4/ Invest time in building relationships
You may be wondering why we've included this as a lesson learned- read on. As a new business owner, time is a critical element, and how you spend it can have an impact on your business.
As far as relationships are concerned, whether with potential or current clients, industry colleagues, staff, or synergistic business contacts, personal relationships still play a big role in business flourishment and reputation. During our first couple of years in business, business growth and results were a focus. We poured a lot of energy into client relationships.
Taking time at the beginning of your entrepreneurship journey to fully grasp the role of varied relationships across your business puts you in a good place, from the start.
Weekly office coffee time with staff members to connect on a personal level, an extra 10 minutes with a client, or understanding another business' scope to refer work on will benefit you in the long run.
There will always be deadlines, or a need to get one more task done, or to send out the last shipment. This will never stop, and your business will go on, even if you get to the task later. But quality time with good people might not always be there tomorrow- that's the lesson.
So, here are some key relationships to invest in, and how:
STAFF Invest time towards their growth, and towards appreciation of their work. Also, offer flexibility, which increases their support for you and your business. We implemented a "No Pressure Fridays" approach in January 2022 to increase flexibility, and to encourage staff to take ownership of their time.
PAST AND PROSPECTIVE CLIENTS Current clients usually lead to future clients. A good track record and personal experience go a long way.
INDUSTRY CONTACTS Always remember that partnerships and collaborations come from invested relationships.
5/ Schedule designated days (and stick to them)
This one is really important. Not only is efficiency and productivity enhanced, but having a schedule will foster a (good) work-life balance.
As a small business owner, you are your business, and, as a result, you are pulled in different directions and are intimately involved in it. This can still occur even after years in business and a team in place. Designating days for different segments of your business help.
For example, at POP, we aim to keep team catch-ups and in-office work to Mondays, new business meetings to Tuesdays/Wednesdays, and Fridays as days with no calls or meetings. Create a schedule that works for you and the efficient growth of your business. Sticking to a schedule is also easier when each day is scheduled on your official company planner. If you see that Friday morning is allocated towards spending time with your kids or partner, or visiting a new supplier, you are less likely to cancel it when it is official.

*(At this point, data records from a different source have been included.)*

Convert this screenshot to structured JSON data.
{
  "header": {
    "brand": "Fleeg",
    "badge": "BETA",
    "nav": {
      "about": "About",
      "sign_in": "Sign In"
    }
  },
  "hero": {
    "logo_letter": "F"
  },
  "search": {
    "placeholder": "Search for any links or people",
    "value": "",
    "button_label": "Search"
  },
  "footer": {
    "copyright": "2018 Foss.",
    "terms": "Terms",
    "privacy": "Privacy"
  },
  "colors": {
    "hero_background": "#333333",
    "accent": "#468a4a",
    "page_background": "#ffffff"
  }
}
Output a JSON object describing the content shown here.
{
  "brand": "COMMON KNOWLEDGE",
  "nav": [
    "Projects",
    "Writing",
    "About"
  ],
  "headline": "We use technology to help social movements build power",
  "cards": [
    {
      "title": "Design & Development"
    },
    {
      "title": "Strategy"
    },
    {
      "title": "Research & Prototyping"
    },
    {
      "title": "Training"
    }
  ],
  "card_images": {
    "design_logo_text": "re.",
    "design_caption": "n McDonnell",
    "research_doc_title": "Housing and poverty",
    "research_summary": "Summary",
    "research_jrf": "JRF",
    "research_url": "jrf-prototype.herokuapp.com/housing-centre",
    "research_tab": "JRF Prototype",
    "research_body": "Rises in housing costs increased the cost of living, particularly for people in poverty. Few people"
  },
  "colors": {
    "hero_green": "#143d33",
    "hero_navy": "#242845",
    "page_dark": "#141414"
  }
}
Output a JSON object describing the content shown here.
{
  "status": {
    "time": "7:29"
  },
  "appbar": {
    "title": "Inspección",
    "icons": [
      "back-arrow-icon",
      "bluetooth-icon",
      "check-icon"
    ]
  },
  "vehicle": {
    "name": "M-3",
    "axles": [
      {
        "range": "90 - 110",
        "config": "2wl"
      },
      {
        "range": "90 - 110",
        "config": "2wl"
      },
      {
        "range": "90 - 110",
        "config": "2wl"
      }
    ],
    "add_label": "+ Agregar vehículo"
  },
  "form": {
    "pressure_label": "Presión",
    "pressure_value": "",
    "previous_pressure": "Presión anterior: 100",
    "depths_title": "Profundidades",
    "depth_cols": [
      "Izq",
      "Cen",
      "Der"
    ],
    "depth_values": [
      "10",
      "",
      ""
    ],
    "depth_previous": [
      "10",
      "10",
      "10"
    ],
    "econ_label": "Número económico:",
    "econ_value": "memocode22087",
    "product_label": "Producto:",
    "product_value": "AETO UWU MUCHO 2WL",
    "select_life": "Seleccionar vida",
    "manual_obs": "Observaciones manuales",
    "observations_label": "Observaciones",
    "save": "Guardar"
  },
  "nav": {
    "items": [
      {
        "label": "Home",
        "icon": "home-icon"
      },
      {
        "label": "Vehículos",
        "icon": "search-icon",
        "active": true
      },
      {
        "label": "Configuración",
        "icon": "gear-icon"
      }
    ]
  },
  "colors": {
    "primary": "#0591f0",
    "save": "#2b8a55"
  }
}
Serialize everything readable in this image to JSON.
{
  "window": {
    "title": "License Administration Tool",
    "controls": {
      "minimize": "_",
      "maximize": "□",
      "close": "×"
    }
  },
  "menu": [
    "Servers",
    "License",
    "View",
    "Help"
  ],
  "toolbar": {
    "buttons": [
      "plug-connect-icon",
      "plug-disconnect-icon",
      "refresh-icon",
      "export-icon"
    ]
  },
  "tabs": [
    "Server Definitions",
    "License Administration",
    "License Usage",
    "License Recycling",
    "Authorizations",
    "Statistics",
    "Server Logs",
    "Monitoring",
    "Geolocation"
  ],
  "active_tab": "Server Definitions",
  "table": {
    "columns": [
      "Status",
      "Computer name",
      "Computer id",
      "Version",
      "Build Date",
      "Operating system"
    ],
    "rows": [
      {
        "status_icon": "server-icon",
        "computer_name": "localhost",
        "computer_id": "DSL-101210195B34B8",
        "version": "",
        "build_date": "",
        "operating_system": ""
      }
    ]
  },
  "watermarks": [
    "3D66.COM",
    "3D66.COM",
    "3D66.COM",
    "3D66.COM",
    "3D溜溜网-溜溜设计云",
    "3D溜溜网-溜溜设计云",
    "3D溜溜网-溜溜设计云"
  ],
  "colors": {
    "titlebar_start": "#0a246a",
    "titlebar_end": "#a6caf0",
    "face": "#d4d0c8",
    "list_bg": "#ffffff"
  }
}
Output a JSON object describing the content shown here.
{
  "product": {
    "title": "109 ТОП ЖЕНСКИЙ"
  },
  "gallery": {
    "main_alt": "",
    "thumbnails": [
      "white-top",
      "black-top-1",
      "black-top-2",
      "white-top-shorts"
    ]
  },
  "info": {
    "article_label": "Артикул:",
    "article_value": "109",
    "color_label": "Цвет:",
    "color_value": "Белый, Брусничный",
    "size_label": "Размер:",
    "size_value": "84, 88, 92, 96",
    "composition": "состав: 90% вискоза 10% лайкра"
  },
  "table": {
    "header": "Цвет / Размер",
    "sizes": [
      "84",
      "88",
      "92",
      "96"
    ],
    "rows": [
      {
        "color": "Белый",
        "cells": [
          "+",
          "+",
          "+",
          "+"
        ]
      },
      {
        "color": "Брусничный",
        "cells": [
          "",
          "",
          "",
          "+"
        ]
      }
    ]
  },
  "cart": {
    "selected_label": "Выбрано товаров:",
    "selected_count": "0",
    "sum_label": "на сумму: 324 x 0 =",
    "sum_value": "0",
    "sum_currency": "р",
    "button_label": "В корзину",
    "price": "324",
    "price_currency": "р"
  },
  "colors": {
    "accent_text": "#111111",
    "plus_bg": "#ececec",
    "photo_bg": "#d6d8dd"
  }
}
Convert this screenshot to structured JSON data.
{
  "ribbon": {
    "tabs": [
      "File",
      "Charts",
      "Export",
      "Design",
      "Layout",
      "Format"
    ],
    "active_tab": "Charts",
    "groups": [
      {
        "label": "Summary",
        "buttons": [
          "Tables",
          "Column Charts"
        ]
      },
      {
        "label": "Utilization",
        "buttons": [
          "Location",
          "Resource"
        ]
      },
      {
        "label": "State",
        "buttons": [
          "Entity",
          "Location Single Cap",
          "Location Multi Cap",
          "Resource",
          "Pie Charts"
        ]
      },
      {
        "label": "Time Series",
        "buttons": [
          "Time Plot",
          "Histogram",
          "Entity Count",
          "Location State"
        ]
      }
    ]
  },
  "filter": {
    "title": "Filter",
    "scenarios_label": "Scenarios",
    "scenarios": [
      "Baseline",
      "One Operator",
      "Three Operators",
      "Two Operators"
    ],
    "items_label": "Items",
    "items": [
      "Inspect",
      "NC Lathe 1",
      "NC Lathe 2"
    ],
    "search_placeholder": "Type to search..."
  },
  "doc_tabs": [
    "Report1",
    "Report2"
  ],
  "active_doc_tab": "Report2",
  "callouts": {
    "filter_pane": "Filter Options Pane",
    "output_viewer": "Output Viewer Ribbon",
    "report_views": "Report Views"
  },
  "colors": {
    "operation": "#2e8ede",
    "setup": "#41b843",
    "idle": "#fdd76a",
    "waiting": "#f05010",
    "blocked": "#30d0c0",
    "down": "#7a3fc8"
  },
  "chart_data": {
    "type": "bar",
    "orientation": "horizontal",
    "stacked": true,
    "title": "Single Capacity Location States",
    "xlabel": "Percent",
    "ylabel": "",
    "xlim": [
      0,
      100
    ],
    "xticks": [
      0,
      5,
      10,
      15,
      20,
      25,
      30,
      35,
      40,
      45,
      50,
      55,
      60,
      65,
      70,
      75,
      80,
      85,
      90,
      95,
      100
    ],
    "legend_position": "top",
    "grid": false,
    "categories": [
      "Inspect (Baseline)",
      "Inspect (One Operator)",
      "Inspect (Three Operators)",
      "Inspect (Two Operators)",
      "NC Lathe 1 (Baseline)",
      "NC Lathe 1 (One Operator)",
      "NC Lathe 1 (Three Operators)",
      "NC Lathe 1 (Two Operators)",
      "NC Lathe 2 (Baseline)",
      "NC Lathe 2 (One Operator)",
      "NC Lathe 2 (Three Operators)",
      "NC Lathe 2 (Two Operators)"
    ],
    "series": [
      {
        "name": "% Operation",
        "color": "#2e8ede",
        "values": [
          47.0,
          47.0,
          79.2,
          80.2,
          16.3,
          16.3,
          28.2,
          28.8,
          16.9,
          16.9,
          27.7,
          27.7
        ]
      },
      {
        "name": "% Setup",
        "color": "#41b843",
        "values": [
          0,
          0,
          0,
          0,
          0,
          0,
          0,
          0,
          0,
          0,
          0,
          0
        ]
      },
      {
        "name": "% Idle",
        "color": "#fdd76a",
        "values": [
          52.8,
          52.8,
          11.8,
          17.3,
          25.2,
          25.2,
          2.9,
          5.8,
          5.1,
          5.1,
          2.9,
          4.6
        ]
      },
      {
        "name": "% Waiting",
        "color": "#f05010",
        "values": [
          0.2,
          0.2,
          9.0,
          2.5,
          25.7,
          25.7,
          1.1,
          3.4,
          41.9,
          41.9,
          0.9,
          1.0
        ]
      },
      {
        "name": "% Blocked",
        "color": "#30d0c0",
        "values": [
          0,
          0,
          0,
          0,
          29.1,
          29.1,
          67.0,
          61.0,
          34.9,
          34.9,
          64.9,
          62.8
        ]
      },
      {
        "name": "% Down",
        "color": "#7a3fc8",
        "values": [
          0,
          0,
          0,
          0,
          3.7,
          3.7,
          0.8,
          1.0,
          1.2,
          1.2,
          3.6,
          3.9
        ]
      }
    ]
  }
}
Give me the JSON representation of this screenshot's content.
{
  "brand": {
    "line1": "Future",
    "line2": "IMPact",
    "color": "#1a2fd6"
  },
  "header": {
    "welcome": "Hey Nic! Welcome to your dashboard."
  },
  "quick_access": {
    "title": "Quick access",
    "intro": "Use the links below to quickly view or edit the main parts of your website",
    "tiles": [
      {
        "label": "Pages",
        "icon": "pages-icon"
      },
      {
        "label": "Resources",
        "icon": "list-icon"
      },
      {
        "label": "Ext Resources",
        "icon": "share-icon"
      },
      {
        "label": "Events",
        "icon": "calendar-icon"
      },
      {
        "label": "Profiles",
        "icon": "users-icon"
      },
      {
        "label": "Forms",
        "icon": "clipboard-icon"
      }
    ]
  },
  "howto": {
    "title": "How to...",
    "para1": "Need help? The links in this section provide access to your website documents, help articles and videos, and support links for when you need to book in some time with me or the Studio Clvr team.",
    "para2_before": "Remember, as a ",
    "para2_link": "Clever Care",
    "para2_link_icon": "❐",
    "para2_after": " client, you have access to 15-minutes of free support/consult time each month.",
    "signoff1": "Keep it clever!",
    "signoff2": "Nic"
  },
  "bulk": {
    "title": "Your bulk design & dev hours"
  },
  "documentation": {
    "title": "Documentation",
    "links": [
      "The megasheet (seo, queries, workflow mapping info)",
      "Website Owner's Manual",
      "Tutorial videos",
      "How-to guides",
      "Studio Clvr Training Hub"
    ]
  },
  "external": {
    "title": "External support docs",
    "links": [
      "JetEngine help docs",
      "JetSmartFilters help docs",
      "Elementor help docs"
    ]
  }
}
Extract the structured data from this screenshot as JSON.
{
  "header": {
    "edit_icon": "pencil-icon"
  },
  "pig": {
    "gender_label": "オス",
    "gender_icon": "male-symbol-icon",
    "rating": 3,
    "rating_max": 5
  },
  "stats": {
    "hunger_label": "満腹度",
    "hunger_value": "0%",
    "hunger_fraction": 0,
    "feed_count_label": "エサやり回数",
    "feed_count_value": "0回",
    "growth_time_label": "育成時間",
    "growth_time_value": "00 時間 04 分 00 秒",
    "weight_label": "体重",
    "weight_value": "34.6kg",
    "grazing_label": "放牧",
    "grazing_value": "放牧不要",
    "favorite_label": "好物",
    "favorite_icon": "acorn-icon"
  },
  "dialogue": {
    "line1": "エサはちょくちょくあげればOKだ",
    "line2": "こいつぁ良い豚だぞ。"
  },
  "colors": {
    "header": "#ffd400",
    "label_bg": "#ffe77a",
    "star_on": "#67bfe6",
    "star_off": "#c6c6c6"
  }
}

Personally, we've found honoring our time and sticking to it helps. If you let clients, new customers, or suppliers dictate your schedule, you won't get anything done. It's ok to say no or offer an alternative. Understanding that this concept is okay, and that our time is valuable was a lesson that took some time.
Related: 14 Lessons That I Have Learnt During My 14 Years Of Leading A Business